The gastroenterology team at Henri-Mondor AP-HP Hospital and University Paris-Est Créteil, led by Professor Iradj Sobhani, together with teams from Inserm and the Institut Pasteur Molecular Microbial Pathogenesis Unit (U1202), led by Professor Philippe Sansonetti - holder of the Microbiology and Infectious Diseases Chair at the Collège de France -, have demonstrated that an imbalance in the gut microbiota, also known as "dysbiosis", promotes the onset of colorectal cancer. The teams, operating as the "Oncomix" group since April 2016, demonstrated that transplanting fecal flora from patients with colon cancer into mice caused lesions and epigenetic changes characteristic of the development of a malignant tumor.
The pilot study, funded by the French National Cancer Institute and promoted by the Paris Public Hospital Network (AP-HP) as part of a hospital program for clinical cancer research (PHRC-K), led to the development of a non-invasive blood test which identifies the epigenetic phenomenon associated with dysbiosis. The test was validated in 1,000 individuals. These findings were published in the journal Proceedings of the National Academy of Sciences (PNAS) on November 11, 2019.
Sporadic colorectal cancer can develop in patients without any known risk factors. It occurs as a result of complex interactions between individuals and their environment. The increasing incidence of this condition reflects negative environmental developments, which can trigger alterations to the genetic and epigenetic DNA of host cells, thereby promoting the onset of sporadic colorectal cancer.
Several studies have investigated the role of the microbiota as a mediator of these interactions. The team in the Gastroenterology Department at Henri-Mondor AP-HP Hospital and University Paris-Est Créteil, together with a team composed of members from Inserm and the Institut Pasteur Molecular Microbial Pathogenesis Unit (U1202), and the Chair in Microbiology and Infectious Diseases at the Collège de France, demonstrated in mice that the epigenetic mechanism triggered by some bacteria in the microbiota contributes to the onset or promotion of sporadic colorectal cancer. They subsequently validated their findings in humans.
The 136 mice in the study were transplanted with either fresh stools from nine patients with sporadic colorectal cancer or fresh stools from nine patients with no colon disorders. The procedure was carried out at Henri-Mondor AP-HP Hospital. The colons of the mice were examined 7 and 14 weeks after the human fecal microbiota transplant. The teams particularly investigated the number and development of aberrant crypt foci (or ACF, a type of precancerous lesion), the microbial profile and damage to colonic DNA. They also took into account the animals' food intake, weight and blood indicators.

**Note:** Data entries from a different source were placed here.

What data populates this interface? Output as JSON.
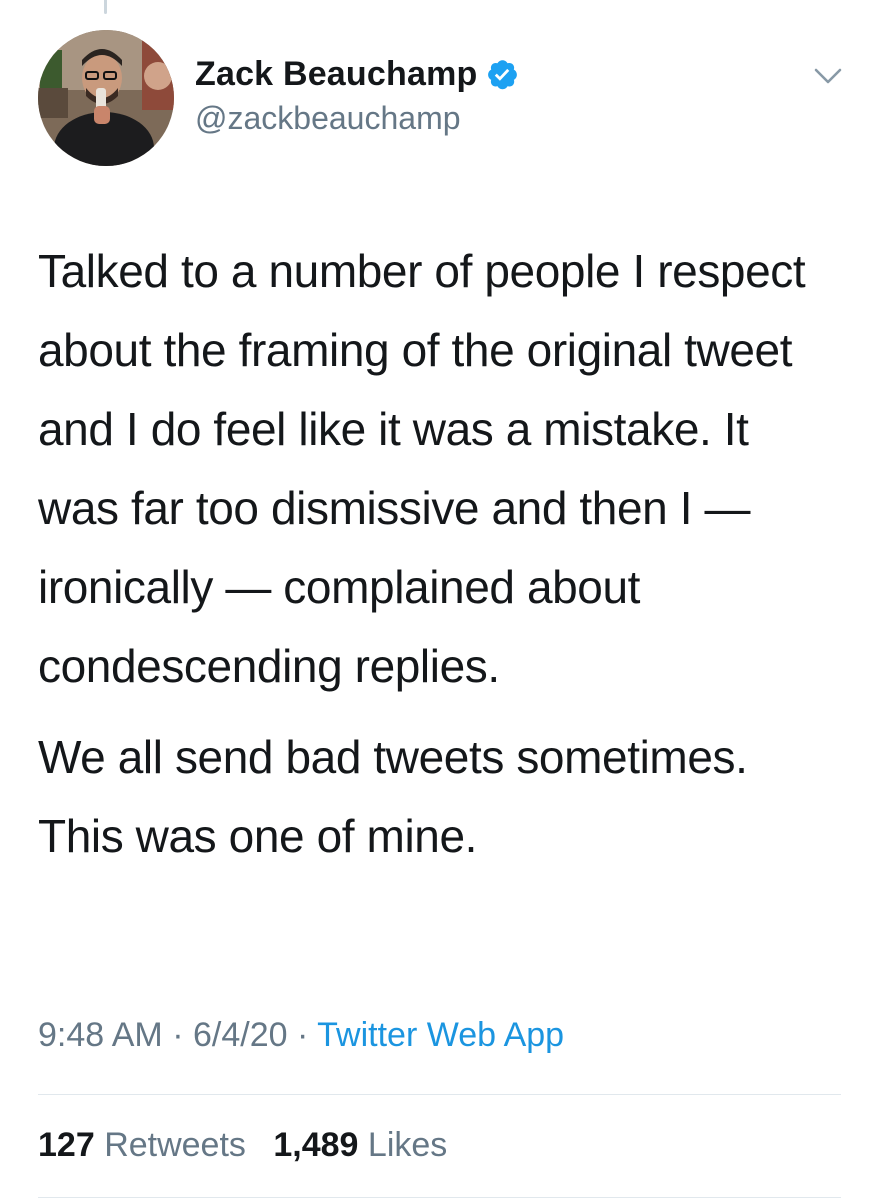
{
  "author": {
    "display_name": "Zack Beauchamp",
    "handle": "@zackbeauchamp",
    "verified": true,
    "verified_icon": "verified-badge-icon",
    "avatar_icon": "profile-photo"
  },
  "tweet": {
    "paragraphs": [
      "Talked to a number of people I respect about the framing of the original tweet and I do feel like it was a mistake. It was far too dismissive and then I — ironically — complained about condescending replies.",
      "We all send bad tweets sometimes. This was one of mine."
    ],
    "time": "9:48 AM",
    "separator": "·",
    "date": "6/4/20",
    "source": "Twitter Web App"
  },
  "stats": {
    "retweets_count": "127",
    "retweets_label": "Retweets",
    "likes_count": "1,489",
    "likes_label": "Likes"
  },
  "colors": {
    "accent": "#1b95e0",
    "secondary_text": "#657786",
    "primary_text": "#14171a",
    "divider": "#e1e8ed"
  },
  "menu_icon": "chevron-down-icon"
}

A link between fecal dysbiosis (an imbalance in gut bacteria composition) and the genetic and epigenetic DNA signature in the animals' tissues was identified using statistical tests. Mice who had received fresh stools from patients with sporadic colorectal cancer developed precancerous lesions known as aberrant crypt foci (ACF) without any significant genetic changes to the colon, but they had a greater number of hypermethylated genes - which have been significantly linked to the incidence of ACF in the colonic mucosa.

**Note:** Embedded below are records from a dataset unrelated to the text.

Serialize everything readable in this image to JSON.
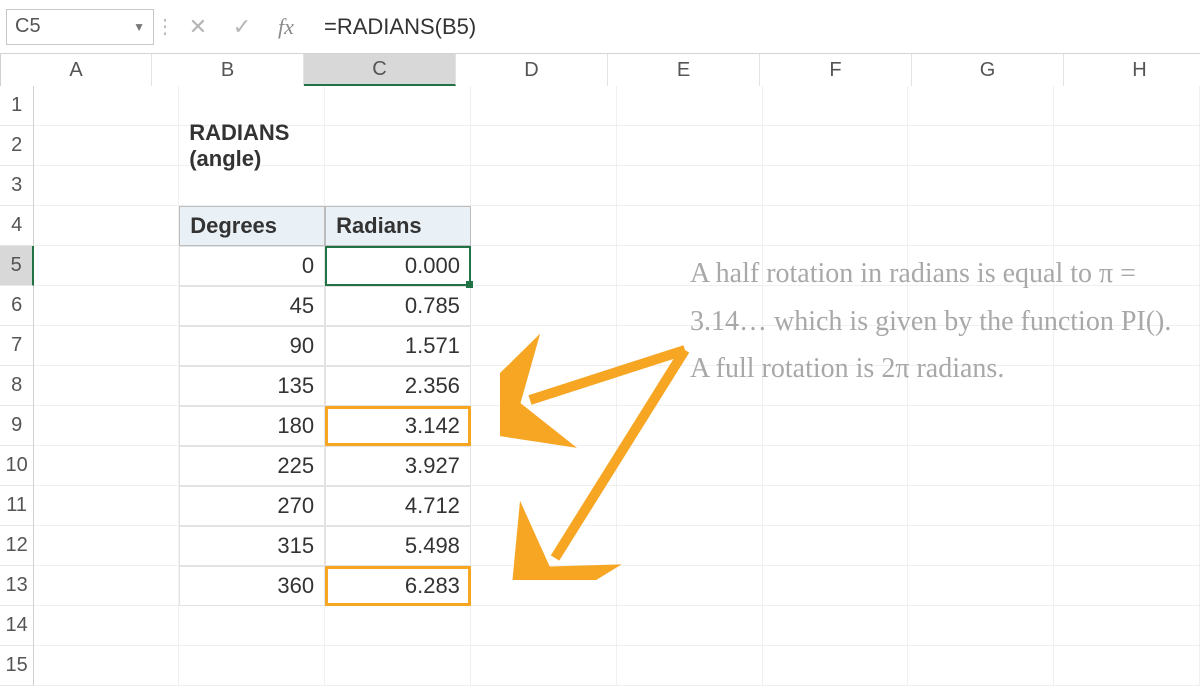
{
  "formula_bar": {
    "name_box": "C5",
    "fx_label": "fx",
    "formula": "=RADIANS(B5)"
  },
  "columns": [
    "A",
    "B",
    "C",
    "D",
    "E",
    "F",
    "G",
    "H"
  ],
  "selected_col": "C",
  "selected_row": "5",
  "row_numbers": [
    "1",
    "2",
    "3",
    "4",
    "5",
    "6",
    "7",
    "8",
    "9",
    "10",
    "11",
    "12",
    "13",
    "14",
    "15"
  ],
  "cells": {
    "B2": "RADIANS (angle)",
    "B4": "Degrees",
    "C4": "Radians"
  },
  "data_rows": [
    {
      "row": "5",
      "deg": "0",
      "rad": "0.000"
    },
    {
      "row": "6",
      "deg": "45",
      "rad": "0.785"
    },
    {
      "row": "7",
      "deg": "90",
      "rad": "1.571"
    },
    {
      "row": "8",
      "deg": "135",
      "rad": "2.356"
    },
    {
      "row": "9",
      "deg": "180",
      "rad": "3.142"
    },
    {
      "row": "10",
      "deg": "225",
      "rad": "3.927"
    },
    {
      "row": "11",
      "deg": "270",
      "rad": "4.712"
    },
    {
      "row": "12",
      "deg": "315",
      "rad": "5.498"
    },
    {
      "row": "13",
      "deg": "360",
      "rad": "6.283"
    }
  ],
  "highlight_rows": [
    "9",
    "13"
  ],
  "annotation": "A half rotation in radians is equal to π = 3.14… which is given by the function PI(). A full rotation is 2π radians.",
  "colors": {
    "accent_green": "#217346",
    "highlight_orange": "#f6a623",
    "header_fill": "#eaf1f6",
    "anno_text": "#a8a8a8"
  }
}
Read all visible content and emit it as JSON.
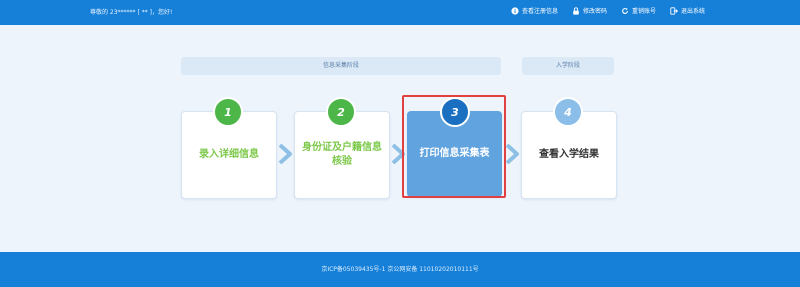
{
  "header": {
    "greeting": "尊敬的 23****** [ ** ]，您好!",
    "nav": [
      {
        "label": "查看注册信息",
        "icon": "info-icon"
      },
      {
        "label": "修改密码",
        "icon": "lock-icon"
      },
      {
        "label": "重销账号",
        "icon": "refresh-icon"
      },
      {
        "label": "退出系统",
        "icon": "logout-icon"
      }
    ]
  },
  "stages": {
    "collect": "信息采集阶段",
    "enroll": "入学阶段"
  },
  "steps": [
    {
      "number": "1",
      "label": "录入详细信息",
      "state": "done"
    },
    {
      "number": "2",
      "label": "身份证及户籍信息核验",
      "state": "done"
    },
    {
      "number": "3",
      "label": "打印信息采集表",
      "state": "active"
    },
    {
      "number": "4",
      "label": "查看入学结果",
      "state": "next"
    }
  ],
  "footer": {
    "text": "京ICP备05039435号-1 京公网安备 11010202010111号"
  },
  "colors": {
    "primary": "#1680d8",
    "done": "#4cb648",
    "active": "#61a3df",
    "highlight": "#e04040"
  }
}
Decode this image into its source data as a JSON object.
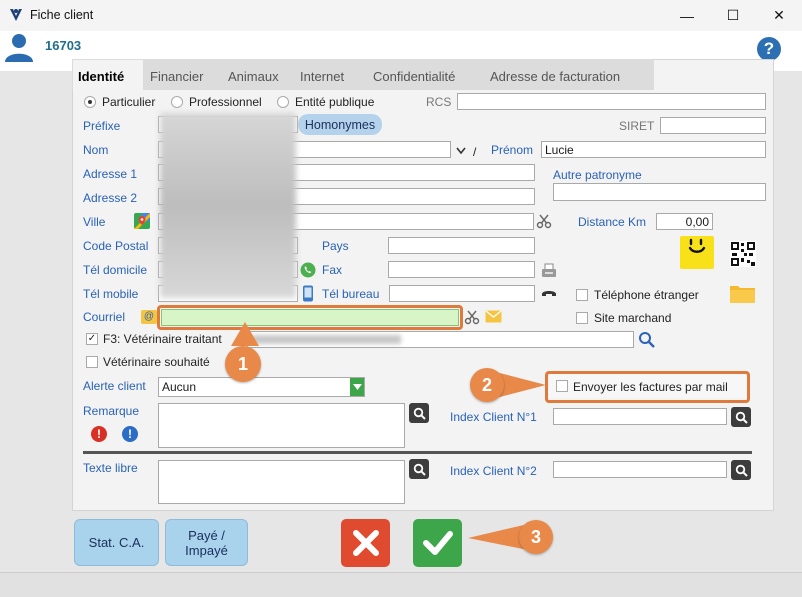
{
  "window": {
    "title": "Fiche client",
    "minimize": "—",
    "maximize": "☐",
    "close": "✕"
  },
  "client": {
    "number": "16703",
    "help": "?"
  },
  "tabs": [
    {
      "label": "Identité",
      "active": true
    },
    {
      "label": "Financier"
    },
    {
      "label": "Animaux"
    },
    {
      "label": "Internet"
    },
    {
      "label": "Confidentialité"
    },
    {
      "label": "Adresse de facturation"
    }
  ],
  "type": {
    "particulier": "Particulier",
    "professionnel": "Professionnel",
    "entite": "Entité publique",
    "selected": "particulier"
  },
  "labels": {
    "rcs": "RCS",
    "prefixe": "Préfixe",
    "homonymes": "Homonymes",
    "siret": "SIRET",
    "nom": "Nom",
    "slash": "/",
    "prenom": "Prénom",
    "adresse1": "Adresse 1",
    "adresse2": "Adresse 2",
    "autre_patronyme": "Autre patronyme",
    "ville": "Ville",
    "distance_km": "Distance Km",
    "code_postal": "Code Postal",
    "pays": "Pays",
    "tel_domicile": "Tél domicile",
    "fax": "Fax",
    "tel_mobile": "Tél mobile",
    "tel_bureau": "Tél bureau",
    "telephone_etranger": "Téléphone étranger",
    "courriel": "Courriel",
    "site_marchand": "Site marchand",
    "vet_traitant": "F3: Vétérinaire traitant",
    "vet_souhaite": "Vétérinaire souhaité",
    "alerte_client": "Alerte client",
    "envoyer_factures": "Envoyer les factures par mail",
    "remarque": "Remarque",
    "index1": "Index Client N°1",
    "texte_libre": "Texte libre",
    "index2": "Index Client N°2"
  },
  "values": {
    "prenom": "Lucie",
    "distance": "0,00",
    "alerte": "Aucun"
  },
  "buttons": {
    "stat": "Stat. C.A.",
    "paye": "Payé / Impayé"
  },
  "callouts": [
    "1",
    "2",
    "3"
  ],
  "colors": {
    "accent": "#2a62b6",
    "callout": "#e8894a",
    "ok": "#3da64a",
    "cancel": "#e04b30"
  }
}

After verifying links between fecal dysbiosis and DNA anomalies (methylation) in the patients with sporadic colorectal cancer who took part in the fecal transplants, a pilot study was carried out in humans with the aim of developing a simple, reproducible blood test that can be used for early-stage diagnosis of colorectal tumors in asymptomatic patients.
Prospective validation of the test was performed on 1,000 asymptomatic patients who were due to be given a colonoscopy. To identify the bacteria involved, their entire bacterial genome was sequenced. The level of hypermethylation of three genes was defined as a cumulative methylation index (CMI). The patients were classified according to their CMI (positive or negative). An analysis identified a positive CMI as a predictive factor for the onset of sporadic colorectal cancer.
This research shows that the microbiota of subjects with sporadic colorectal cancer induces precancerous colonic lesions in animals by the hypermethylation of a small number of genes. The CMI and/or methylating bacteria could therefore be used as diagnostic markers for this type of cancer. These initial findings will need to be evaluated and confirmed in a clinical trial.